This is absolute nonsense. Considering that the blacklist will be handled by government bureaucrats, it will be subject to the full array of human error, or more likely, human stupidity. As the recent ACMA leak shows, popular and completely innocent websites have made their way onto the blacklist.

The most telling comments from Pillion emerged following the first ACMA blacklist leak, which was said to have been inaccurate:

Anthony Pillion, managing director of Webshield, one of six ISPs participating in the Federal Government’s internet filtering trial also said “there is a giant question mark over the motive and credibility of the content in the leak”.

Pillion said the leaked list was not a list of URLs in use during the trials.

“It seems as if it is a compilation of information available on the web, and includes some URL’s never investigated by ACMA,” he said.

“That makes it questionable at least.”

“It has more basis in michief than in credibility.”

[…]

An online story in a Sydney newspaper earlier today attributed the leak without qualification to a Government-approved maker of internet filtering products.

Pillion doubted those companies would leak the information.

“The only motive could be somebody that dislikes intensely what the Government is proposing at the moment, and will go to any lengths to undermine it.”

For the past two years, ACMA has sent weekly updates of its lists to makers of internet filters, Pillion said: “There would have to be copies of various lists floating around”.

The lists used in filtering trial are encrypted and “far more secure”, he said.

While it’s not easy to work out exactly what Pillion is trying to say, it seems he’s unaware that the blacklist can be easily extracted from filtering software by people who have the relevant technical knowledge. The companies themselves don’t need to leak the information as, by design, the list must be stored somewhere within the program.

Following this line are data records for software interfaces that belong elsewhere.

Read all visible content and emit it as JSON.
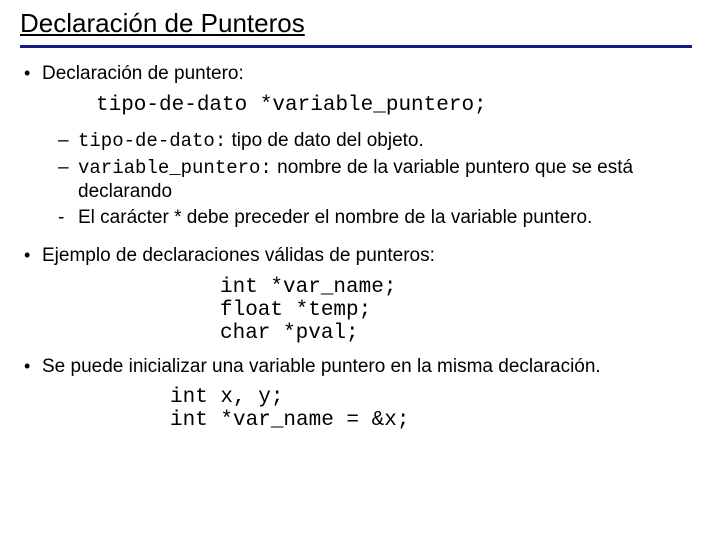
{
  "title": "Declaración de Punteros",
  "bullet1": "Declaración de puntero:",
  "code_decl": "tipo-de-dato *variable_puntero;",
  "sub": {
    "a_mono": "tipo-de-dato:",
    "a_text": " tipo de dato del objeto.",
    "b_mono": "variable_puntero:",
    "b_text": " nombre de la variable puntero que se está declarando",
    "c_text": "El carácter * debe preceder el nombre de la variable puntero."
  },
  "bullet2": "Ejemplo de declaraciones válidas de punteros:",
  "code_examples": "int *var_name;\nfloat *temp;\nchar *pval;",
  "bullet3": "Se puede inicializar una variable puntero en la misma declaración.",
  "code_init": "int x, y;\nint *var_name = &x;"
}
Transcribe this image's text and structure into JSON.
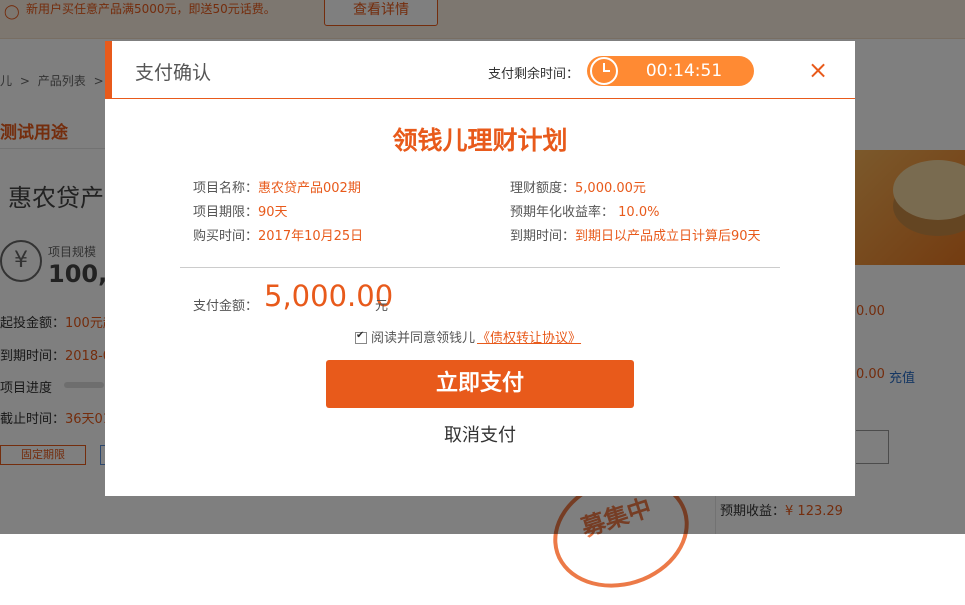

Is Pillion computer illiterate, or just completely stupid?

It seems amazing that Pillion could talk about leakers lacking “credibility” when he’s supporting actions which are bound to hurt his company.